Directions for this task ->
The records below must be reproduced exactly, excluding any pictures.

[Opening Given records section]

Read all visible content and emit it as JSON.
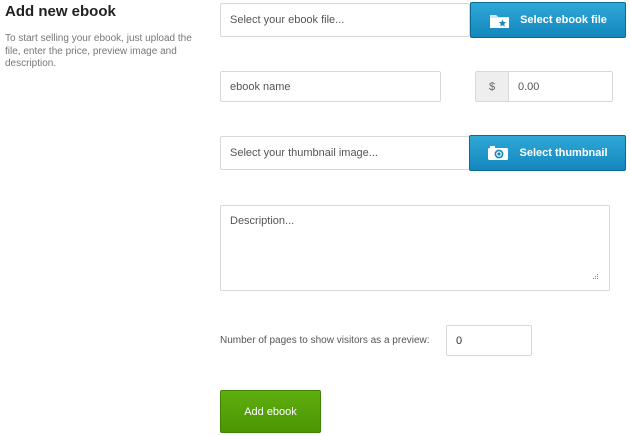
{
  "intro": {
    "title": "Add new ebook",
    "description": "To start selling your ebook, just upload the file, enter the price, preview image and description."
  },
  "ebook_file": {
    "placeholder": "Select your ebook file...",
    "button_label": "Select ebook file",
    "button_icon": "folder-star-icon"
  },
  "ebook_name": {
    "placeholder": "ebook name"
  },
  "price": {
    "currency_symbol": "$",
    "placeholder": "0.00"
  },
  "thumbnail": {
    "placeholder": "Select your thumbnail image...",
    "button_label": "Select thumbnail",
    "button_icon": "camera-icon"
  },
  "description": {
    "placeholder": "Description..."
  },
  "preview_pages": {
    "label": "Number of pages to show visitors as a preview:",
    "value": "0"
  },
  "submit": {
    "label": "Add ebook"
  },
  "colors": {
    "primary_blue": "#1e96cb",
    "submit_green": "#55a308"
  }
}
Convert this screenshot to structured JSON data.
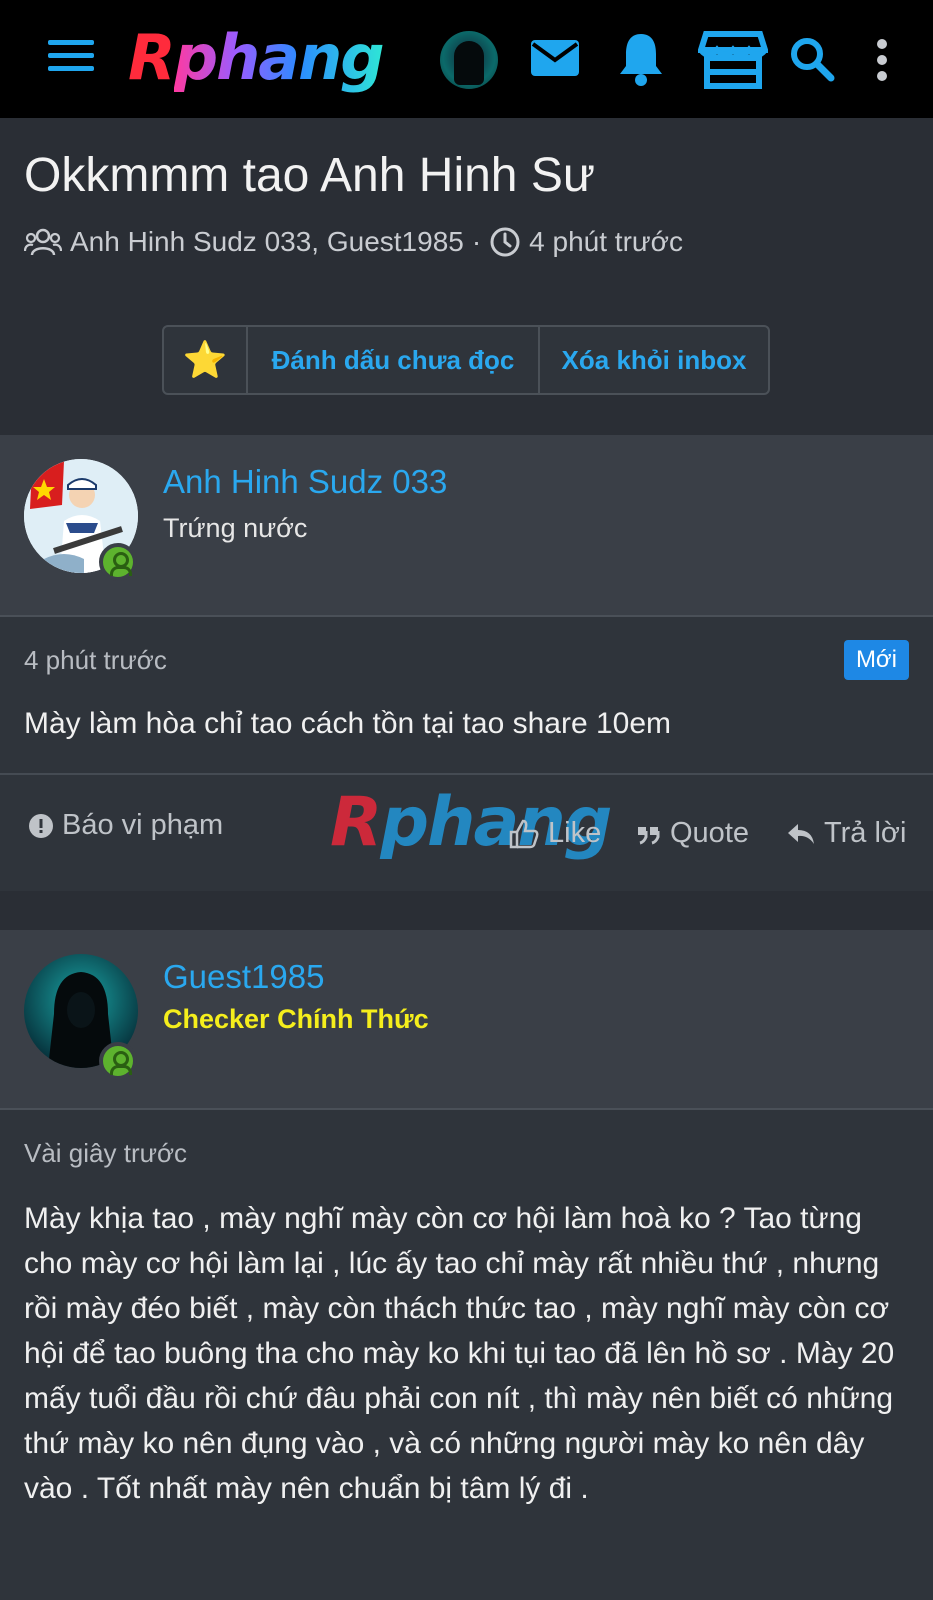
{
  "header": {
    "logo_text": "Rphang",
    "logo_first": "R",
    "logo_rest": "phang",
    "icons": [
      "menu-icon",
      "avatar",
      "envelope-icon",
      "bell-icon",
      "store-icon",
      "search-icon",
      "more-vertical-icon"
    ]
  },
  "thread": {
    "title": "Okkmmm tao Anh Hinh Sư",
    "participants": "Anh Hinh Sudz 033, Guest1985",
    "separator": "·",
    "time": "4 phút trước",
    "actions": {
      "star_icon": "⭐",
      "mark_unread": "Đánh dấu chưa đọc",
      "remove_inbox": "Xóa khỏi inbox"
    }
  },
  "posts": [
    {
      "author": "Anh Hinh Sudz 033",
      "role": "Trứng nước",
      "role_color": "#e6e6e6",
      "time": "4 phút trước",
      "badge": "Mới",
      "body": "Mày làm hòa chỉ tao cách tồn tại tao share 10em",
      "actions": {
        "report": "Báo vi phạm",
        "like": "Like",
        "quote": "Quote",
        "reply": "Trả lời"
      },
      "watermark_first": "R",
      "watermark_rest": "phang"
    },
    {
      "author": "Guest1985",
      "role": "Checker Chính Thức",
      "role_color": "#f5ee1c",
      "time": "Vài giây trước",
      "body": "Mày khịa tao , mày nghĩ mày còn cơ hội làm hoà ko ? Tao từng cho mày cơ hội làm lại , lúc ấy tao chỉ mày rất nhiều thứ , nhưng rồi mày đéo biết , mày còn thách thức tao , mày nghĩ mày còn cơ hội để tao buông tha cho mày ko khi tụi tao đã lên hồ sơ . Mày 20 mấy tuổi đầu rồi chứ đâu phải con nít , thì mày nên biết có những thứ mày ko nên đụng vào , và có những người mày ko nên dây vào . Tốt nhất mày nên chuẩn bị tâm lý đi ."
    }
  ],
  "colors": {
    "accent": "#2aa8ef",
    "background": "#2a2e35",
    "online": "#5db32e"
  }
}
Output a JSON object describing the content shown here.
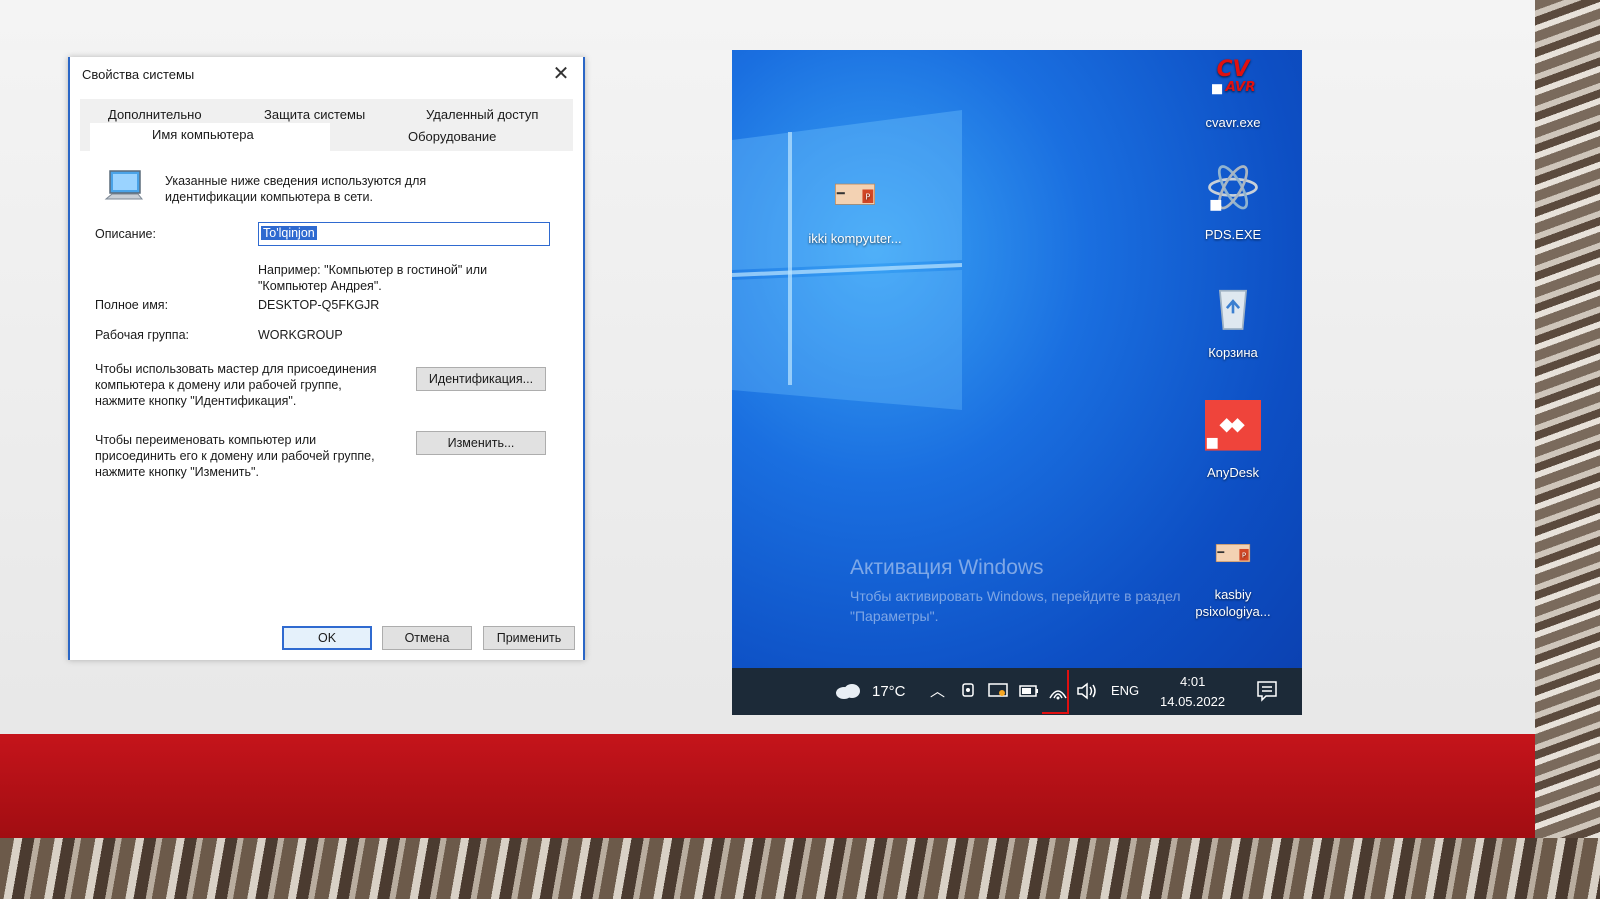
{
  "dialog": {
    "title": "Свойства системы",
    "tabs_row1": [
      "Дополнительно",
      "Защита системы",
      "Удаленный доступ"
    ],
    "tabs_row2": [
      "Имя компьютера",
      "Оборудование"
    ],
    "active_tab": "Имя компьютера",
    "intro": "Указанные ниже сведения используются для идентификации компьютера в сети.",
    "description_label": "Описание:",
    "description_value": "To'lqinjon",
    "example": "Например: \"Компьютер в гостиной\" или \"Компьютер Андрея\".",
    "fullname_label": "Полное имя:",
    "fullname_value": "DESKTOP-Q5FKGJR",
    "workgroup_label": "Рабочая группа:",
    "workgroup_value": "WORKGROUP",
    "id_hint": "Чтобы использовать мастер для присоединения компьютера к домену или рабочей группе, нажмите кнопку \"Идентификация\".",
    "id_button": "Идентификация...",
    "rename_hint": "Чтобы переименовать компьютер или присоединить его к домену или рабочей группе, нажмите кнопку \"Изменить\".",
    "rename_button": "Изменить...",
    "ok_button": "OK",
    "cancel_button": "Отмена",
    "apply_button": "Применить"
  },
  "desktop": {
    "icons": [
      {
        "label": "ikki kompyuter...",
        "icon": "powerpoint-file-icon"
      },
      {
        "label": "cvavr.exe",
        "icon": "cvavr-icon"
      },
      {
        "label": "PDS.EXE",
        "icon": "pds-icon"
      },
      {
        "label": "Корзина",
        "icon": "recycle-bin-icon"
      },
      {
        "label": "AnyDesk",
        "icon": "anydesk-icon"
      },
      {
        "label": "kasbiy psixologiya...",
        "icon": "powerpoint-file-icon"
      }
    ],
    "activation_title": "Активация Windows",
    "activation_text": "Чтобы активировать Windows, перейдите в раздел \"Параметры\".",
    "taskbar": {
      "weather": "17°C",
      "language": "ENG",
      "time": "4:01",
      "date": "14.05.2022"
    }
  },
  "colors": {
    "band_red": "#c5141b",
    "dialog_accent": "#2f6ad0",
    "taskbar": "#1c2a38"
  }
}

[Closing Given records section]

Answer section ->
Read all visible content and emit it as JSON.
{
  "intro": {
    "title": "Add new ebook",
    "description": "To start selling your ebook, just upload the file, enter the price, preview image and description."
  },
  "ebook_file": {
    "placeholder": "Select your ebook file...",
    "button_label": "Select ebook file",
    "button_icon": "folder-star-icon"
  },
  "ebook_name": {
    "placeholder": "ebook name"
  },
  "price": {
    "currency_symbol": "$",
    "placeholder": "0.00"
  },
  "thumbnail": {
    "placeholder": "Select your thumbnail image...",
    "button_label": "Select thumbnail",
    "button_icon": "camera-icon"
  },
  "description": {
    "placeholder": "Description..."
  },
  "preview_pages": {
    "label": "Number of pages to show visitors as a preview:",
    "value": "0"
  },
  "submit": {
    "label": "Add ebook"
  },
  "colors": {
    "primary_blue": "#1e96cb",
    "submit_green": "#55a308"
  }
}
Convert this screenshot to structured JSON data.
{
  "header": {
    "logo_text": "Rphang",
    "logo_first": "R",
    "logo_rest": "phang",
    "icons": [
      "menu-icon",
      "avatar",
      "envelope-icon",
      "bell-icon",
      "store-icon",
      "search-icon",
      "more-vertical-icon"
    ]
  },
  "thread": {
    "title": "Okkmmm tao Anh Hinh Sư",
    "participants": "Anh Hinh Sudz 033, Guest1985",
    "separator": "·",
    "time": "4 phút trước",
    "actions": {
      "star_icon": "⭐",
      "mark_unread": "Đánh dấu chưa đọc",
      "remove_inbox": "Xóa khỏi inbox"
    }
  },
  "posts": [
    {
      "author": "Anh Hinh Sudz 033",
      "role": "Trứng nước",
      "role_color": "#e6e6e6",
      "time": "4 phút trước",
      "badge": "Mới",
      "body": "Mày làm hòa chỉ tao cách tồn tại tao share 10em",
      "actions": {
        "report": "Báo vi phạm",
        "like": "Like",
        "quote": "Quote",
        "reply": "Trả lời"
      },
      "watermark_first": "R",
      "watermark_rest": "phang"
    },
    {
      "author": "Guest1985",
      "role": "Checker Chính Thức",
      "role_color": "#f5ee1c",
      "time": "Vài giây trước",
      "body": "Mày khịa tao , mày nghĩ mày còn cơ hội làm hoà ko ? Tao từng cho mày cơ hội làm lại , lúc ấy tao chỉ mày rất nhiều thứ , nhưng rồi mày đéo biết , mày còn thách thức tao , mày nghĩ mày còn cơ hội để tao buông tha cho mày ko khi tụi tao đã lên hồ sơ . Mày 20 mấy tuổi đầu rồi chứ đâu phải con nít , thì mày nên biết có những thứ mày ko nên đụng vào , và có những người mày ko nên dây vào . Tốt nhất mày nên chuẩn bị tâm lý đi ."
    }
  ],
  "colors": {
    "accent": "#2aa8ef",
    "background": "#2a2e35",
    "online": "#5db32e"
  }
}
Output a JSON object describing the content shown here.
{
  "dialog": {
    "title": "Свойства системы",
    "tabs_row1": [
      "Дополнительно",
      "Защита системы",
      "Удаленный доступ"
    ],
    "tabs_row2": [
      "Имя компьютера",
      "Оборудование"
    ],
    "active_tab": "Имя компьютера",
    "intro": "Указанные ниже сведения используются для идентификации компьютера в сети.",
    "description_label": "Описание:",
    "description_value": "To'lqinjon",
    "example": "Например: \"Компьютер в гостиной\" или \"Компьютер Андрея\".",
    "fullname_label": "Полное имя:",
    "fullname_value": "DESKTOP-Q5FKGJR",
    "workgroup_label": "Рабочая группа:",
    "workgroup_value": "WORKGROUP",
    "id_hint": "Чтобы использовать мастер для присоединения компьютера к домену или рабочей группе, нажмите кнопку \"Идентификация\".",
    "id_button": "Идентификация...",
    "rename_hint": "Чтобы переименовать компьютер или присоединить его к домену или рабочей группе, нажмите кнопку \"Изменить\".",
    "rename_button": "Изменить...",
    "ok_button": "OK",
    "cancel_button": "Отмена",
    "apply_button": "Применить"
  },
  "desktop": {
    "icons": [
      {
        "label": "ikki kompyuter...",
        "icon": "powerpoint-file-icon"
      },
      {
        "label": "cvavr.exe",
        "icon": "cvavr-icon"
      },
      {
        "label": "PDS.EXE",
        "icon": "pds-icon"
      },
      {
        "label": "Корзина",
        "icon": "recycle-bin-icon"
      },
      {
        "label": "AnyDesk",
        "icon": "anydesk-icon"
      },
      {
        "label": "kasbiy psixologiya...",
        "icon": "powerpoint-file-icon"
      }
    ],
    "activation_title": "Активация Windows",
    "activation_text": "Чтобы активировать Windows, перейдите в раздел \"Параметры\".",
    "taskbar": {
      "weather": "17°C",
      "language": "ENG",
      "time": "4:01",
      "date": "14.05.2022"
    }
  },
  "colors": {
    "band_red": "#c5141b",
    "dialog_accent": "#2f6ad0",
    "taskbar": "#1c2a38"
  }
}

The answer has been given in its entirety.